*** Opening of ENTRIES SHOWN ***
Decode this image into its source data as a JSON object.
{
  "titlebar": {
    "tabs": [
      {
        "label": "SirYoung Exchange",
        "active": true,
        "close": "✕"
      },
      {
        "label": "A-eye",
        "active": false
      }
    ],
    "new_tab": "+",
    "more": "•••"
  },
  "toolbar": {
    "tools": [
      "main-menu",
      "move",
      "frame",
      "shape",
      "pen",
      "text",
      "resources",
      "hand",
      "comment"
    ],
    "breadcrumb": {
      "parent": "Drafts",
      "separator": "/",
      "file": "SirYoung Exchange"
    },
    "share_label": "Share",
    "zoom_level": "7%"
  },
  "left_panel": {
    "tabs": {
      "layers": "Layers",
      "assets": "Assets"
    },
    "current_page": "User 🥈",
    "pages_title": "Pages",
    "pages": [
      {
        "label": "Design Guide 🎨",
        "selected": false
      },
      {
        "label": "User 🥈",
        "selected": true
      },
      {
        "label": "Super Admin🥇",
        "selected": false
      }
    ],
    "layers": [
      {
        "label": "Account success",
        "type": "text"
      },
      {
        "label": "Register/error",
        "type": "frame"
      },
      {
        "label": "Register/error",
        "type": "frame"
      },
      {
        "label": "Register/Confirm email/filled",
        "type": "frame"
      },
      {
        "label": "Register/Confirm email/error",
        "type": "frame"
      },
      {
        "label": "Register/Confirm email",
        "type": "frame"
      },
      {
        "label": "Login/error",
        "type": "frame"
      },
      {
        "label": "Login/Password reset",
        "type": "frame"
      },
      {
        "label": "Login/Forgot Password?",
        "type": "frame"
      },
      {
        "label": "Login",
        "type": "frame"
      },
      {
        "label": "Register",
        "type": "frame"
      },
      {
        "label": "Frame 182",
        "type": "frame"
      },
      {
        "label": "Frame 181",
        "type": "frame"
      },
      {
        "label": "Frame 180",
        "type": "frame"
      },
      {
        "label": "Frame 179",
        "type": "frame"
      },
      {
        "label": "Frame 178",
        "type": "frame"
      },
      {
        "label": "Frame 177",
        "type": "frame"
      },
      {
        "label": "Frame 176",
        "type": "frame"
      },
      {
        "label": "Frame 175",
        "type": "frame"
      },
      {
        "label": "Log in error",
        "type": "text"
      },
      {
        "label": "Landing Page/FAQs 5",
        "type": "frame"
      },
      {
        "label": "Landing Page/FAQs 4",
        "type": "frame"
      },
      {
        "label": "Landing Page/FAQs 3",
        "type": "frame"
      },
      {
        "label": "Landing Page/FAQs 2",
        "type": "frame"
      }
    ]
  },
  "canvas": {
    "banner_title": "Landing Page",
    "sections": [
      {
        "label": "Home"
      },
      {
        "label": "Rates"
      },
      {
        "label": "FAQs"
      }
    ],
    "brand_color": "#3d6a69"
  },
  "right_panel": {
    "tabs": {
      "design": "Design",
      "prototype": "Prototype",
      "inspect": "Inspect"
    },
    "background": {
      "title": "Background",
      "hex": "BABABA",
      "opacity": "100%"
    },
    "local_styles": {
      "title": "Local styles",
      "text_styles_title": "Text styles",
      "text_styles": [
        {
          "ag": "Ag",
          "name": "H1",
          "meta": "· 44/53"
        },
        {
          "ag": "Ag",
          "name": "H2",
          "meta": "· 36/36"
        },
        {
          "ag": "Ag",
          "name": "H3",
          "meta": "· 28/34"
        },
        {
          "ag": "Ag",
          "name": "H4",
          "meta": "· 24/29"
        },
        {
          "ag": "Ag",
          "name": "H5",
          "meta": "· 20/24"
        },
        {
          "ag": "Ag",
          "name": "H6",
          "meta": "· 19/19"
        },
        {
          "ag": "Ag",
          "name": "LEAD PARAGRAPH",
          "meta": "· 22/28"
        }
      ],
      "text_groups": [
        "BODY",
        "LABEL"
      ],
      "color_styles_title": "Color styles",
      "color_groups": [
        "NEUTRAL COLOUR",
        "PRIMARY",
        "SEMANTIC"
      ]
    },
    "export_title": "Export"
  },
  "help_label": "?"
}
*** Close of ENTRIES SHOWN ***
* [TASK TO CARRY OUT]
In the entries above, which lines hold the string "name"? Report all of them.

* [SOLVED PROBLEM]
          "name": "H1",
          "name": "H2",
          "name": "H3",
          "name": "H4",
          "name": "H5",
          "name": "H6",
          "name": "LEAD PARAGRAPH",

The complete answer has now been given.